At this stage in your career switch, it may not feel like you can bring much to the table concerning relevant robotics expertise. But think about the other things you have to offer from your former role. For example, maybe you were a marketing professional and worked on projects that required you to assess and meet client needs. In that case, you’re probably great at seeing the big picture and knowing how to achieve successful outcomes.

5) Improve critical thinking skills by staying abreast of robotics news

Robotics is a fast-moving sector, and you cannot assume things in the industry will stay relatively constant up to and beyond the time when you’re ready to enter the employment market and start hunting for a robotics job. It’s smart to build a collection of robotics resources such as websites and blogs. Aim to read them daily, or at least several times a week.

As you digest the information, think about it critically by asking yourself how the things you read about could have short- or long-term effects on the robotics industry. Similarly, as you read about exceptionally innovative robotics achievements, ponder the pros and cons of such progress. Challenging yourself to analyze the news like this keeps your knowledge current, plus encourages you to think beyond the words on the page.

6) Look for a tech internship

It’s one thing to earn a degree from a robotics program, but you will also need hands-on experience that will be valuable if you enrolled in an online degree program that didn’t offer any or very many lab experiences for learners. An internship can help you discover what it’s really like to work in a robotics or other tech company.

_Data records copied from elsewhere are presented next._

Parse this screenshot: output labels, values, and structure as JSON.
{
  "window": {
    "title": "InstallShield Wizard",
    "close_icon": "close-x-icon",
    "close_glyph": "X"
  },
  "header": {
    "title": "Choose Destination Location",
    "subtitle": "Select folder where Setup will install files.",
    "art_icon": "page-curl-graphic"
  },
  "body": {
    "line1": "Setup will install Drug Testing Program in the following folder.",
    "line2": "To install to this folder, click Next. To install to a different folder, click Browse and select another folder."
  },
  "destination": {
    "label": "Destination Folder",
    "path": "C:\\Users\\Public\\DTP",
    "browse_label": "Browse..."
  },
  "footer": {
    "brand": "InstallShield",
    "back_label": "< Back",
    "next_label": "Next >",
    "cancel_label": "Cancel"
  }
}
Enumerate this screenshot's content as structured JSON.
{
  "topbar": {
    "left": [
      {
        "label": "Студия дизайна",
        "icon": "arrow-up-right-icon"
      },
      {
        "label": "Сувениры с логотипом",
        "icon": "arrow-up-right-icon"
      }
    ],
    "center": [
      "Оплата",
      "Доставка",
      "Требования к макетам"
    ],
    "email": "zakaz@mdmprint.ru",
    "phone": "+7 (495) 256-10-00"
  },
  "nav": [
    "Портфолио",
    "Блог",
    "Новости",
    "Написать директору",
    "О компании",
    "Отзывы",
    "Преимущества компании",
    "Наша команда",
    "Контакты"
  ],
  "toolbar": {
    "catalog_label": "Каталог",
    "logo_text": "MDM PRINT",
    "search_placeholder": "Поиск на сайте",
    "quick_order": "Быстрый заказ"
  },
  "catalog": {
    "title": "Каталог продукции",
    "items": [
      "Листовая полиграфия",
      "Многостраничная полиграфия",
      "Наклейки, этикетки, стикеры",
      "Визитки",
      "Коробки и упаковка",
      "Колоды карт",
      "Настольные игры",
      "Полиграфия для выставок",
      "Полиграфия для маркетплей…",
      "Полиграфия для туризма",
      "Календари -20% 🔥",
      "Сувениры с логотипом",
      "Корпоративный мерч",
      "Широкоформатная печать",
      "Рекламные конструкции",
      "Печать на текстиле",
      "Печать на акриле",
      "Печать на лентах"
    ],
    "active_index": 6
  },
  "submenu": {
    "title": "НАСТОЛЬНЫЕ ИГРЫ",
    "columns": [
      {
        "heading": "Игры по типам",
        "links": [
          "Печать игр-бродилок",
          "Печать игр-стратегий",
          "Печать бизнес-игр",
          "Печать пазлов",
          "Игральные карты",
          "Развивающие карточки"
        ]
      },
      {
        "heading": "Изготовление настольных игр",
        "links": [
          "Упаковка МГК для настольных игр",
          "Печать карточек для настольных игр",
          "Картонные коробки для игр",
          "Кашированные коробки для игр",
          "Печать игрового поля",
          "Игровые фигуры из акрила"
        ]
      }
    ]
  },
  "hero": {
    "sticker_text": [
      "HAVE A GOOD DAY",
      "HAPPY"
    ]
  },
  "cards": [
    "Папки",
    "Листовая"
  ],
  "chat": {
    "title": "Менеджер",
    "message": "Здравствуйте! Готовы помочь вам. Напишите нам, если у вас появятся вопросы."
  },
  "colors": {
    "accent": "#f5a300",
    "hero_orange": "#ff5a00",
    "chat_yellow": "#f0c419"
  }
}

When you’re getting your resume ready before applying for an internship, make sure to list any relevant projects completed, even the ones where you built robots with DIY kits. The companies looking for interns want well-rounded applicants, and that often means people who aren’t afraid to roll up their sleeves and get to work by carefully following instructions, and realizing that they may not get everything right the first time.

Speaking of DIY kits, they can be excellent for helping you apply skills learned in formal coursework. Even if your robotics degree program doesn’t recommend using them, you should because you’ll gain a richer understanding of how robots function.

Of course, the internships at the biggest, most well-known companies will be very competitive. But keep in mind that you could learn just as much — or more — by working for a small startup.

Stay determined during your quest

Besides staying aware of these six tips, don’t forget that you need a diligent mindset as you strive to build a robotics career without a Ph.D. Although many of the applicants may have more education than you, the other traits you offer could make you become the candidate of choice.